→ **Work item**
Pull each line containing "Speed" out of the data and copy it.

[Stored data entries]
################
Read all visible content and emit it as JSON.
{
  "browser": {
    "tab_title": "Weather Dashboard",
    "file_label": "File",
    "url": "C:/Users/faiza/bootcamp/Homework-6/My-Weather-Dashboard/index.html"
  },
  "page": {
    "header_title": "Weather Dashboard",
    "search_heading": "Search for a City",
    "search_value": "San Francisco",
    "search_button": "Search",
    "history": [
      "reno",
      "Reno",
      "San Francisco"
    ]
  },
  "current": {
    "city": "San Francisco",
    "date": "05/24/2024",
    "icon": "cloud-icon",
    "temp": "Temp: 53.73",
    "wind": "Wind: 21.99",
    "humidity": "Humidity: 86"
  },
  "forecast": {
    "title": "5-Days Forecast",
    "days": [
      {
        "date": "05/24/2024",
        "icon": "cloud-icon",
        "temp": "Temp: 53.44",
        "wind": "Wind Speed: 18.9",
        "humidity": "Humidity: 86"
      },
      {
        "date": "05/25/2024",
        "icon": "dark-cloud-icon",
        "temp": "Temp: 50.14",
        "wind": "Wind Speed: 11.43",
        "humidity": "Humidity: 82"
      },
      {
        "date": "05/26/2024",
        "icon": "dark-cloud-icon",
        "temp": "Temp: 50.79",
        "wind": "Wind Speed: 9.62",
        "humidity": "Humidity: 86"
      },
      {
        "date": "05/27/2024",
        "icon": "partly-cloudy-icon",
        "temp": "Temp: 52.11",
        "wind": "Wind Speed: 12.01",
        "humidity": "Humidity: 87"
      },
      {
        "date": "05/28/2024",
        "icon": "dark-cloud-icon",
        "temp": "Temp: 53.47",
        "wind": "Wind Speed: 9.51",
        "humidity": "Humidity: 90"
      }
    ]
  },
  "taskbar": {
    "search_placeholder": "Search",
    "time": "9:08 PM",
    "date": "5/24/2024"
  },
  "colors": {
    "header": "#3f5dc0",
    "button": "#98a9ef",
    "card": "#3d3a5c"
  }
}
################
→ **Output of the exercise**
        "wind": "Wind Speed: 18.9",
        "wind": "Wind Speed: 11.43",
        "wind": "Wind Speed: 9.62",
        "wind": "Wind Speed: 12.01",
        "wind": "Wind Speed: 9.51",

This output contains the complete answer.